I have come to cherish that the magi are wise – not so much because of their knowledge or studies. They are wise because of their spirits. They are wise because their eyes are not simply turned inward toward the world with which they are most comfortable. They are wise because they sincerely seek understanding beyond what they already know. They are wise because their minds are open to what is going on around them in the world. They are wise because their hearts are open to something beyond themselves. It is this openness that allows them to recognize God’s presence and revelation. It is this openness that allows them to proclaim the messiah as part of their journey. This is the essence of their wisdom. Perhaps it is the essence of all wisdom – that openness to what is greater than ourselves with a willingness to embrace the mystery of God.

As we begin a new year, I find it helpful to remember this kind of wisdom. We are often tempted to believe we have all the answers. We are tempted to define the world around us by what makes us feel safe. By doing so, we can easily be in danger of missing God’s ongoing revelations. So I invite us into a season where we continue to look toward the sky, notwithstanding the darkness. I invite us to look for that light beyond our comfort zones. I invite us to seek out new opportunities. I invite us into a season where we continue our journey of faith together, allowing God to reveal God’s self again and again in the face and presence of the apparently ordinary – an infant whose cries and vulnerabilities have brought the possibility of salvation and redemption into the whole of humanity and our world.

This is the essence of Epiphany! And you and I – we have been invited to be part of this grand revelation by embodying God’s love in the places where we find ourselves, believing that we have been called together “for a time such as this.” May 2016 be a year of a passionate corporate witness as we faithfully reaffirm our role as ambassadors – working to stop the senseless violence near and far; working to bring shelter to the homeless; working to embrace the stranger in our midst; working to stop racism and all other isms that tear at the dignity of humanity.
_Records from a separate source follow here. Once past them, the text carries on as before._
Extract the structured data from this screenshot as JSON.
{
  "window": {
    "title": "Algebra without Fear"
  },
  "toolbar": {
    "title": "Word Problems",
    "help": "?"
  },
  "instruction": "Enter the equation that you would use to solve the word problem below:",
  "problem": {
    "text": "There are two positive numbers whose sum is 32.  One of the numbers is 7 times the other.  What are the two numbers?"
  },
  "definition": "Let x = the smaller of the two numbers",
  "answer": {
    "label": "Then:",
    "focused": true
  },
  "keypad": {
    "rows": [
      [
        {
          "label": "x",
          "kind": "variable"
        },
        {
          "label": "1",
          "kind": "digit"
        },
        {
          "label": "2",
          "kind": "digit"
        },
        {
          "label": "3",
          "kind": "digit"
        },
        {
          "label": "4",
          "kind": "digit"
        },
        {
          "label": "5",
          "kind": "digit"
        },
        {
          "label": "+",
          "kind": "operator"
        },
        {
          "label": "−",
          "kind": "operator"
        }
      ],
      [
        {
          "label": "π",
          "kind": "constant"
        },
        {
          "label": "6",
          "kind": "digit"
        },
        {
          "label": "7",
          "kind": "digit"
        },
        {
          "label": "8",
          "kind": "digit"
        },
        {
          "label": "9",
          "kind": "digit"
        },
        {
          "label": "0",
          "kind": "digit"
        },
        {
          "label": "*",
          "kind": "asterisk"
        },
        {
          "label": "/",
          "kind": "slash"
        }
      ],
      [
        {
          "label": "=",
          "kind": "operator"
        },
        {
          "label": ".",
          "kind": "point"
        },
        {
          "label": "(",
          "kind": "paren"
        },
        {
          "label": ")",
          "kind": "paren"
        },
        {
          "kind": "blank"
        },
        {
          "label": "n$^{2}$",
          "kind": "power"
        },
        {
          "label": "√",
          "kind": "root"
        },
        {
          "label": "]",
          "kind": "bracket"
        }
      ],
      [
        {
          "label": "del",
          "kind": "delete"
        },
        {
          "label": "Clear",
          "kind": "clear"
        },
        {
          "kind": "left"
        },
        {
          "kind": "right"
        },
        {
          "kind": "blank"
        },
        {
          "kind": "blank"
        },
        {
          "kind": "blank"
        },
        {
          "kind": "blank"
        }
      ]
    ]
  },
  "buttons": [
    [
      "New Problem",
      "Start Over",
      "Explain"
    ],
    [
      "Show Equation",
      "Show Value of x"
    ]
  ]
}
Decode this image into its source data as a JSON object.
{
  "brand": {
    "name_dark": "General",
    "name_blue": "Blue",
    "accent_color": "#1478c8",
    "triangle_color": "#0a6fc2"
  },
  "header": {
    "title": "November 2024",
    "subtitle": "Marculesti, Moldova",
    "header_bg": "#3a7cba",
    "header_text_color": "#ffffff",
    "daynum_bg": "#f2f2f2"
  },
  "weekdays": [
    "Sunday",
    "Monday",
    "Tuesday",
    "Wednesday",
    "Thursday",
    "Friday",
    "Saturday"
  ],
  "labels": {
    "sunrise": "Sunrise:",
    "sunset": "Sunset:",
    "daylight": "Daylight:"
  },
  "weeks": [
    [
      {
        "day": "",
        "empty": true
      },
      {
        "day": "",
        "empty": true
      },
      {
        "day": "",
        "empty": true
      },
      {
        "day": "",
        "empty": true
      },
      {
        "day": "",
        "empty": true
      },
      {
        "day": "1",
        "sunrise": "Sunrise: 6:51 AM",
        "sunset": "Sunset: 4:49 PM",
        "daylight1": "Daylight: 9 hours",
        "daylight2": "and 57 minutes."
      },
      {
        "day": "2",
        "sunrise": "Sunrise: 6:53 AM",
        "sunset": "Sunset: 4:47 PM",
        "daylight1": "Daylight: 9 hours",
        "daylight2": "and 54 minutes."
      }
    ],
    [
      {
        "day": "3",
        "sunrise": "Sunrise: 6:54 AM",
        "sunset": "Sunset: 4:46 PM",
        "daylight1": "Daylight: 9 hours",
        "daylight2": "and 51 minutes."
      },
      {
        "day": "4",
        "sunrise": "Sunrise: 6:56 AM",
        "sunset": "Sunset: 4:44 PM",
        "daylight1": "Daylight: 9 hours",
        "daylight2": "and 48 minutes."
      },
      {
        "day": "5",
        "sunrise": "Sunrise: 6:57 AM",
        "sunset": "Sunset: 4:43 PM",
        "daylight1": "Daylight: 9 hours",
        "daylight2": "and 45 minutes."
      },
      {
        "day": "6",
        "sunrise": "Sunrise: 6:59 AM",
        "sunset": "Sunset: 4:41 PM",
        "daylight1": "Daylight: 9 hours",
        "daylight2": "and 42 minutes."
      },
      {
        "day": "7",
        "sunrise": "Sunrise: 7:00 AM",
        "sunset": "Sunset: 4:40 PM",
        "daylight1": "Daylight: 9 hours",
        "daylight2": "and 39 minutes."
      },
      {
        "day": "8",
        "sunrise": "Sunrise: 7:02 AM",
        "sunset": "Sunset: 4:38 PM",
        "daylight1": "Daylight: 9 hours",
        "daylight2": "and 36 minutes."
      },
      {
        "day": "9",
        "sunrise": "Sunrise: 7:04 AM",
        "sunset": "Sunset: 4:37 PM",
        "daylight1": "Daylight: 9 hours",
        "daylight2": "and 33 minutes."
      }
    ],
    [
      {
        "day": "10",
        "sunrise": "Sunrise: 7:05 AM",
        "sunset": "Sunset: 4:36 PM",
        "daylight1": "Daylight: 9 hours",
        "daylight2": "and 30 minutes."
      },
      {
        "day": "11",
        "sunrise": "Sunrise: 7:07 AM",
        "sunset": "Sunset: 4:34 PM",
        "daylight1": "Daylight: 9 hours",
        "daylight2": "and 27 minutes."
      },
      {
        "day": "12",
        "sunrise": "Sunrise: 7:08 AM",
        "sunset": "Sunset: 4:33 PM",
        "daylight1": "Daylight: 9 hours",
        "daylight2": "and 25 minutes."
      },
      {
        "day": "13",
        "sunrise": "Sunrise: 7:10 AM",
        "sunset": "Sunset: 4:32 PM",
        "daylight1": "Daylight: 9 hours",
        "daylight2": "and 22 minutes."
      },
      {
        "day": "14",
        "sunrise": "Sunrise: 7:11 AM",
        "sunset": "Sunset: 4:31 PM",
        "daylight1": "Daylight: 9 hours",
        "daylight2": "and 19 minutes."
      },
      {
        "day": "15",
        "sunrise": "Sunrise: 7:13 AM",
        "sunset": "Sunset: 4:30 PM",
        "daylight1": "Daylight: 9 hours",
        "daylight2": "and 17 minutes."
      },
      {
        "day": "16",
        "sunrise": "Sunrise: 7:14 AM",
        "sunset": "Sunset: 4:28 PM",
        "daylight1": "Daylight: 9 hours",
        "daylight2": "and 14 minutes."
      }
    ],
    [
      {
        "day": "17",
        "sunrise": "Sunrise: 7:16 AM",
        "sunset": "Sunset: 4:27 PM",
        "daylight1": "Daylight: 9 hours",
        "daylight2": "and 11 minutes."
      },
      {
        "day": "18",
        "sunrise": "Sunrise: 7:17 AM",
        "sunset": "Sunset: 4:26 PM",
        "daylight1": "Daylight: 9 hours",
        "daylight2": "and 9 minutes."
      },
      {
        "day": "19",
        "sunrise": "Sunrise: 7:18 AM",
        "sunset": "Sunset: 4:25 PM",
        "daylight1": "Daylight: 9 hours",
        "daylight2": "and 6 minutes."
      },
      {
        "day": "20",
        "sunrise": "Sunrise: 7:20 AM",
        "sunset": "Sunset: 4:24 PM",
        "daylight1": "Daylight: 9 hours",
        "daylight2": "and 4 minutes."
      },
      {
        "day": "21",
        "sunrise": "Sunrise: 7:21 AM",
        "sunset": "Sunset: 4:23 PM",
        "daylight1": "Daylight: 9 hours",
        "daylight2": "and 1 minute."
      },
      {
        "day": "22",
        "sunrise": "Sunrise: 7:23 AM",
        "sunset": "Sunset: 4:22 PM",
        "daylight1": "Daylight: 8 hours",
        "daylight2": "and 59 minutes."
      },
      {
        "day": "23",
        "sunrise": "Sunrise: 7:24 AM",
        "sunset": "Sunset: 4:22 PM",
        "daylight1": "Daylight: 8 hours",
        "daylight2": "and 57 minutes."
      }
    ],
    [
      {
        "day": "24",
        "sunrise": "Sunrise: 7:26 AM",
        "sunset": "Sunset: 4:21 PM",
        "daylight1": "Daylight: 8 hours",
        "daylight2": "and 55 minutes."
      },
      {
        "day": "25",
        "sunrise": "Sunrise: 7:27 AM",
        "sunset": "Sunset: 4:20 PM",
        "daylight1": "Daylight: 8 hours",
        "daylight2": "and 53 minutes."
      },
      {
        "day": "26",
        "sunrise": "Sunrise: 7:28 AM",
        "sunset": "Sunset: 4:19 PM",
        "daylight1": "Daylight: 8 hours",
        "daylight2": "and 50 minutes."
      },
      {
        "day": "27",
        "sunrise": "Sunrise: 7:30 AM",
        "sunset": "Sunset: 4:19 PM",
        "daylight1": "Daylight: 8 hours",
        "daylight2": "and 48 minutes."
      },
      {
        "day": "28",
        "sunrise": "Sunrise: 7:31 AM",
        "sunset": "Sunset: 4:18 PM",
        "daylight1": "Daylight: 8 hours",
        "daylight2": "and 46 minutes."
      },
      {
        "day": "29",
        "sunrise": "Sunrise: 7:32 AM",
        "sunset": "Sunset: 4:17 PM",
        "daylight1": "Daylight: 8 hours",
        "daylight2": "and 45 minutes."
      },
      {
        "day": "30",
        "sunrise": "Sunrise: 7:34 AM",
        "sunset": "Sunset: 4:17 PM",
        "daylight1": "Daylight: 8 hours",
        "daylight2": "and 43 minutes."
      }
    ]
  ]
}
May we be wise and living reflections of that Christ light that broke into the darkness of the night more than 2,000 years ago.